(Data extract begins)
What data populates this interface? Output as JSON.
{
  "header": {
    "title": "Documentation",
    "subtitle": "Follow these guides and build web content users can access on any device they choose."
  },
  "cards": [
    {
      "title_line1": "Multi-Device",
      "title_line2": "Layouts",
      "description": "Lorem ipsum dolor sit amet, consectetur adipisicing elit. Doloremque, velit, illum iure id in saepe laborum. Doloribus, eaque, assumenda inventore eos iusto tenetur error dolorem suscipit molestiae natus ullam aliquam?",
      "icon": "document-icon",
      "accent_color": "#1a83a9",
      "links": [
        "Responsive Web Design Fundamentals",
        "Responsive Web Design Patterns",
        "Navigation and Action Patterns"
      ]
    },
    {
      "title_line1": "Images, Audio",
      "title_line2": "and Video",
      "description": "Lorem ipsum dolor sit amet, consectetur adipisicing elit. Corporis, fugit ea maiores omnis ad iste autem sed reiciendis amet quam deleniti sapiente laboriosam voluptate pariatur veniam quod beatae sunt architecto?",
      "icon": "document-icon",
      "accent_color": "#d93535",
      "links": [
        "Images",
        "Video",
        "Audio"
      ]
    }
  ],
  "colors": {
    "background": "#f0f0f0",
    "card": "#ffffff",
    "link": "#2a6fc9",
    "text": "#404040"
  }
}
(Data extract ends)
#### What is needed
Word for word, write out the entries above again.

#### Exercise answer
What data populates this interface? Output as JSON.
{
  "header": {
    "title": "Documentation",
    "subtitle": "Follow these guides and build web content users can access on any device they choose."
  },
  "cards": [
    {
      "title_line1": "Multi-Device",
      "title_line2": "Layouts",
      "description": "Lorem ipsum dolor sit amet, consectetur adipisicing elit. Doloremque, velit, illum iure id in saepe laborum. Doloribus, eaque, assumenda inventore eos iusto tenetur error dolorem suscipit molestiae natus ullam aliquam?",
      "icon": "document-icon",
      "accent_color": "#1a83a9",
      "links": [
        "Responsive Web Design Fundamentals",
        "Responsive Web Design Patterns",
        "Navigation and Action Patterns"
      ]
    },
    {
      "title_line1": "Images, Audio",
      "title_line2": "and Video",
      "description": "Lorem ipsum dolor sit amet, consectetur adipisicing elit. Corporis, fugit ea maiores omnis ad iste autem sed reiciendis amet quam deleniti sapiente laboriosam voluptate pariatur veniam quod beatae sunt architecto?",
      "icon": "document-icon",
      "accent_color": "#d93535",
      "links": [
        "Images",
        "Video",
        "Audio"
      ]
    }
  ],
  "colors": {
    "background": "#f0f0f0",
    "card": "#ffffff",
    "link": "#2a6fc9",
    "text": "#404040"
  }
}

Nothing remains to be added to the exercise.